Image: Adam Pawlus' TV tray.
Commentary: There's nothing particularly wrong with this AT-AT, but well, it's not like it's super awesome either. In "robot" mode, the figure is actually surprisingly decent. While the head sculpt is very weak being that it feels fairly undefined and fuzzy, the body is pretty decent. Unfortunately, in Transformers toys, the head is where a lot of the personalty comes from-- you could have a toy that's essentially a brick, but slap a decent head on it and the whole thing comes out looking pretty decent. This figure just doesn't benefit from its little helmet, but the robot mode does benefit from some of the best arms seen in any line of Transformers. Typically, you're lucky to get an articulated elbow, but each arm has a joint at the wrists, the elbows, the shoulders, the forearms, and the biceps. That's pretty handy! The vehicle legs turn into the robot legs, and they feature ball joints for enhanced posability. I should point out that the legs are pretty thin, and you'll need to make the most out of their range of movement to prevent gravity from dragging down the robot. It's also worth noting that, unlike many other toys in this line, you can actually store the pilot figure in the chest while in robot mode.
The vehicle is very decent. It's hard to do the AT-AT wrong, and this version looks a lot like the Action Fleet ship, or the Structors model, or any of a number of AT-AT toys released since the 1980s. The single most distinctive thing about this figure is that its front legs have articulated "toes"-- if you decide to pose the vehicle in a walking mode, that means it looks like they're hanging down a little. That's a really nice feature, especially considering it doesn't add to the articulation or the toy's function in any way. Heck, even the big Hasbro and Kenner versions never had that, so I gotta say good job to the designers. Each leg has a knee joint, which is nice, plus the head can pivot and telescopes in and out a little. Hasbro also did a great job painting up the body to look a little dirty and used, while the legs are unpainted and pristine. It's an inconsistent look, but at least it's decent. Finally, the AT-AT's chin guns can be detached and used as a hand blaster. Oh, and if you didn't see the picture, you can pop open the head and place the pilot inside.
As Transformers toys go, the Star Wars line has always been a little weaker than the Autobots and Decepticons as a rule. This is probably in part due to how you can't really adjust the proportions of the Lucasverse vehicles too much, but this one does seem to work as a transforming toy pretty well. I wasn't sorry I got this one, although I have shelves of toys from Armada, Energon, Cybertron, Beast Wars, and more that cost less and are more fun than this one was.
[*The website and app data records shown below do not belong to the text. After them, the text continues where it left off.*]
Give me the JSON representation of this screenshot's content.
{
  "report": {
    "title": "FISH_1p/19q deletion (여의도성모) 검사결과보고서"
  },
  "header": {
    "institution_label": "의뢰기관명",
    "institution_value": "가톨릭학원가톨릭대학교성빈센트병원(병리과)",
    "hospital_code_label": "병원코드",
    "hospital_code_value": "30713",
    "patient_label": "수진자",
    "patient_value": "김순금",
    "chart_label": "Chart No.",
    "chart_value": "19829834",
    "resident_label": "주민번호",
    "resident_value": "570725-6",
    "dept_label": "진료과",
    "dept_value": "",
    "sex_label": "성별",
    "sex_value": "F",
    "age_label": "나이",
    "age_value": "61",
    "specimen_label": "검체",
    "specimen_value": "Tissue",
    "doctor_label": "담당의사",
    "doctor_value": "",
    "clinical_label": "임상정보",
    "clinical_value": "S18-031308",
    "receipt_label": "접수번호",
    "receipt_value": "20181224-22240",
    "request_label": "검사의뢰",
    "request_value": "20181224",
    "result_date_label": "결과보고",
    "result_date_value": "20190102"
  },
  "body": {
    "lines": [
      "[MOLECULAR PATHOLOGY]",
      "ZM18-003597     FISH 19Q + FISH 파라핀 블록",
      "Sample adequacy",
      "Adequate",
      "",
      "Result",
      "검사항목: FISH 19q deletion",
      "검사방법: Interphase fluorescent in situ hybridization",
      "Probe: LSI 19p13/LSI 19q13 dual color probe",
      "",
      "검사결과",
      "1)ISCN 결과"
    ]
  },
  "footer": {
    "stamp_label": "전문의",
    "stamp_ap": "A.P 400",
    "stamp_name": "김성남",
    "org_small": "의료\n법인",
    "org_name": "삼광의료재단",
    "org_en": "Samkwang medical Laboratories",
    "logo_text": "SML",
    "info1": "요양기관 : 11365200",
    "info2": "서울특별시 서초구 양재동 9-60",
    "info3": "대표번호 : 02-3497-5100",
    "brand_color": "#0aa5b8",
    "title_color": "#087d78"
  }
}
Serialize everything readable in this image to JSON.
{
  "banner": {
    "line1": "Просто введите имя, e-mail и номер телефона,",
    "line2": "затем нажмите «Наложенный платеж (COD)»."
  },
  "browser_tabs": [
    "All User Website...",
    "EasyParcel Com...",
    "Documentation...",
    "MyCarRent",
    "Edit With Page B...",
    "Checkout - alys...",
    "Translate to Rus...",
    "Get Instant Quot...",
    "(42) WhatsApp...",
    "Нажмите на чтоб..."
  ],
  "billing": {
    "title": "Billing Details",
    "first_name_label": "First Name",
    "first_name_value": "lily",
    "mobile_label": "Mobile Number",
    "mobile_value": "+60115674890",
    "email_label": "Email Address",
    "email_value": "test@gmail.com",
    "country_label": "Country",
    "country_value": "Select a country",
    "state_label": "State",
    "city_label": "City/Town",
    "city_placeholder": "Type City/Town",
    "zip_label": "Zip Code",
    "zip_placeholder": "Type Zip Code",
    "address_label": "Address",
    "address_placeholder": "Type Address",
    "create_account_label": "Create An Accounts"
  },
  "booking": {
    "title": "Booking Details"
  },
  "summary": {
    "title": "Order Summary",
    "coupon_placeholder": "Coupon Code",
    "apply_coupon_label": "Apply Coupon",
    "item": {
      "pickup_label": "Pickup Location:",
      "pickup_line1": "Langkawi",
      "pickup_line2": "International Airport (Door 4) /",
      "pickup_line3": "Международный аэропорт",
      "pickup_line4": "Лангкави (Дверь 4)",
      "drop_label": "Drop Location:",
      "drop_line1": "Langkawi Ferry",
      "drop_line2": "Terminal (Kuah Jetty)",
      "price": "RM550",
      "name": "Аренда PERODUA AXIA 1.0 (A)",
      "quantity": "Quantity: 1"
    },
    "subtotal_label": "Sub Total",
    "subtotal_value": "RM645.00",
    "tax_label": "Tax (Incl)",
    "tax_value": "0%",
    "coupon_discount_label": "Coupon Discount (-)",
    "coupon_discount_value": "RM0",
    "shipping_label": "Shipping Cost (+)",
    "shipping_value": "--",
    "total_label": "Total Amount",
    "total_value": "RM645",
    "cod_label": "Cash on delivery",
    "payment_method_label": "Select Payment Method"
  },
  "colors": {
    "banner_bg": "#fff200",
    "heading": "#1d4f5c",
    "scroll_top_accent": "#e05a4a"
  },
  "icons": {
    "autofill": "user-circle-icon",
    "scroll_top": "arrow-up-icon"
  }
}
Collector's Notes: The entire Star Wars Transformers line is notable in that nothing ever goes away. It's possible a few might vanish this year, but since its introduction nearly every single item has been kept in circulation so (heaven forbid) people can actually buy them. You can probably get this at your favorite local toy store right now.
Day 706: April 11, 2008